So here we have Iditarod the Race, and Iditarod the Trail naturally following their own forks, going their own ways like the Northern and Southern Routes. Although this race ̶ trail divergence is unavoidable due to division of labor and the dissimilarities of the two engagements, each with its own set of marching orders, whatever the rationalization for the separation, this disattachment within the greater Iditarod landscape is certainly far different from the day when Joe fathered both race and trail and considered them quite linked. Those who knew Joe well would vouch that if he were alive today the disconnection would make him more than uncomfortable. He would probably set about building bridges.

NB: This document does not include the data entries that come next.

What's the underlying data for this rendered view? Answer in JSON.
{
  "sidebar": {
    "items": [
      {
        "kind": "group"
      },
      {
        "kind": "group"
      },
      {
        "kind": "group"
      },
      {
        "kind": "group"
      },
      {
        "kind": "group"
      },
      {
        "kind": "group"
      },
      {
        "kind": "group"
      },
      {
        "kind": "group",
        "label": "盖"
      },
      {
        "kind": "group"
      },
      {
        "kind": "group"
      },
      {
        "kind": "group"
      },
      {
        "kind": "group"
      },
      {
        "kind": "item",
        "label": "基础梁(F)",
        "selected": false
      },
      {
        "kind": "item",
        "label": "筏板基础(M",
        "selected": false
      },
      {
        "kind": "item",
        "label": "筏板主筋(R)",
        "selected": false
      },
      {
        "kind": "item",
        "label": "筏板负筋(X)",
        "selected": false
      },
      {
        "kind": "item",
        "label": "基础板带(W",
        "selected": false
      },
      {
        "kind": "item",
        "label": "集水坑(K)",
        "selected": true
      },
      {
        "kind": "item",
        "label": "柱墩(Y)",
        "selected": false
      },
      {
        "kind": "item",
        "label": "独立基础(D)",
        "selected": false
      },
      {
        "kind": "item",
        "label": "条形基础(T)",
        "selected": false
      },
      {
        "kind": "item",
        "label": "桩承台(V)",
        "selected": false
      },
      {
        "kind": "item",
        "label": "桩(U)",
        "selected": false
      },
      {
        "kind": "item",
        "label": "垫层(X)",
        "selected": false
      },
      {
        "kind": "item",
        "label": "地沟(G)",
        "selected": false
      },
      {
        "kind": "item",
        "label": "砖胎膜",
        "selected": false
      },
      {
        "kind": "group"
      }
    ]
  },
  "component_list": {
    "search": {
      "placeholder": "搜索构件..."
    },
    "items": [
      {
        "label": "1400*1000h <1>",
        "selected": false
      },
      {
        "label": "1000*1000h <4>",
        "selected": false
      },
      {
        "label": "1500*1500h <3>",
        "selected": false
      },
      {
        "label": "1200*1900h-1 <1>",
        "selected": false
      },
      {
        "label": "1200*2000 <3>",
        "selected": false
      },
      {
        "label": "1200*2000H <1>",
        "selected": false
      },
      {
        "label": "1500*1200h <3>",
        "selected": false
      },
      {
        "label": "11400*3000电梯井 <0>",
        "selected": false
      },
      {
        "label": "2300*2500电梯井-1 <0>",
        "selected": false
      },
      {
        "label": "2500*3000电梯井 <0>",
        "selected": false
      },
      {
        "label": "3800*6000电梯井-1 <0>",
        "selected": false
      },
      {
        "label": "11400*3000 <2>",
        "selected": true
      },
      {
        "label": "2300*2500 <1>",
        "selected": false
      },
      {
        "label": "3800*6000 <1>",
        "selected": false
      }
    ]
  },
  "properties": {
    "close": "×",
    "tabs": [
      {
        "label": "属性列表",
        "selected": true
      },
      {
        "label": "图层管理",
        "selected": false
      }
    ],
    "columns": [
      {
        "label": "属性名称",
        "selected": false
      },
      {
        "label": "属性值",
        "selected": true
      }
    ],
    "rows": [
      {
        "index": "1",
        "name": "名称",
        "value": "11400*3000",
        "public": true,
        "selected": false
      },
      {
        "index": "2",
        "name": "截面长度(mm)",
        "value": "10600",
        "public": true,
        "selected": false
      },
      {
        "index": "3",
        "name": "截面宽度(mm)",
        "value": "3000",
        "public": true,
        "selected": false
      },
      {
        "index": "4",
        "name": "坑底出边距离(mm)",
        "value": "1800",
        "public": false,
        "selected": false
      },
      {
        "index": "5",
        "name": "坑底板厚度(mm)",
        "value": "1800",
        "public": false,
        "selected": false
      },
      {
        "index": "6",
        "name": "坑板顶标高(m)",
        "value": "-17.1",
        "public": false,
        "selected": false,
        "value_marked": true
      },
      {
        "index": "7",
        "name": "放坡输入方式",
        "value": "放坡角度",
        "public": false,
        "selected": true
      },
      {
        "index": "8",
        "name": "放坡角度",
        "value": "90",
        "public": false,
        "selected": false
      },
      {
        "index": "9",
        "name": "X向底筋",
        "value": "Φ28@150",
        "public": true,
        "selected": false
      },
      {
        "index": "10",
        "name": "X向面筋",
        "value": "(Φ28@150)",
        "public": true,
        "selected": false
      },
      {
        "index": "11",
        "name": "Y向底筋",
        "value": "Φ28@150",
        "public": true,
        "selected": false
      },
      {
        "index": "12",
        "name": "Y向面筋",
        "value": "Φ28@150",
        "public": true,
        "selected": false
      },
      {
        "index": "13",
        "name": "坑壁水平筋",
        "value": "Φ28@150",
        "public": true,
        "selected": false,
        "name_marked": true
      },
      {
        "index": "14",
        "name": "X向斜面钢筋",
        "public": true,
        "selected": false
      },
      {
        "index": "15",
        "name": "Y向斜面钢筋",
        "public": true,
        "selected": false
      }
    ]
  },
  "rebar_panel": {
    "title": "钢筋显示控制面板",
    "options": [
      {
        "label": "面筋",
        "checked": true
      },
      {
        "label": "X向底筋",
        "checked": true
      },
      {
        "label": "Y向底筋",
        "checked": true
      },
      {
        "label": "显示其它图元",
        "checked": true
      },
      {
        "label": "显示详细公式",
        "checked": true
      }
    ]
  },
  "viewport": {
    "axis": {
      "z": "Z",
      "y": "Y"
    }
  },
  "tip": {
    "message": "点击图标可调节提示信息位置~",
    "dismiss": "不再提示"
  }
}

Fortunately, to do just that we have Dan Seavey. We’ve always had him and without him it’s safe to say the present race ̶ trail separation would be even greater. Taking up his involvements as expressions of love for both driving dogs and preserving history, he may not have thought of anything he has done as taking up a crusade to keep the two Iditarods together. However, in the four decades of the race and trail, more than anyone else—far more—Dan has been more like Joe in holding a dual passion, vision, and unflagging dedication to working for the enhancement of both and seeing the two as integrated. I will not go into all of the ways he has exercised his zeal, serving in upper level positions in both race and trail organizations. The supporting letters and downloads I’m including in this proposal packet well serve to show and praise his many involvements, achievements, and honors.
The Hall of Fame has never taken in anyone representing the National Historic Trail realm of Iditarod. Now in 2012, this final year of the four-year-long celebration of the centennial of the Iditarod gold discovery and building of the Iditarod Trail; now in 2012, the year of Dan’s own grand celebration of that centennial wherein he ran the race not for a fast time, but to give talks in villages along the way promoting value of the historic trail and the crucial role of local volunteerism in trail stewardship; now this year of 2012 presents especially apropos timing for inducting Dan Seavey into the Iditarod Hall of Fame for his contributions to Iditarod the Trail.
As I before stated, Dan’s holds multifaceted distinctions that argue for his inclusion in the Hall. Sharing the lead in the pack of three until the final miles of the trailbreaking running of the Iditarod, he finished third. So unselfishly spirited was he in his fervency to do what he could to assure that the race not be a one-and-done event, he loaned back to Joe Redington his prize money. Dan has always had the respect and admiration of the mushers. And of course, being the patriarch of one of Iditarod’s two families of champions enhances Dan’s stature on the race side of Iditarod. In that vein, this year of 2012 being the second race in which three generations of Seaveys competed, and 2012 being the year his grandson, Dallas Seavey became the youngest champion in race history, 2012 seems, again, an especially appropriate year to induct Dan into the Iditarod Hall of Fame for his contributions to Iditarod the Race.
An aside: Should you choose Dan you will be honoring the man with the longest continual active involvement and service to either Iditarod the Trail or Iditarod the Race, not only extant, but ever.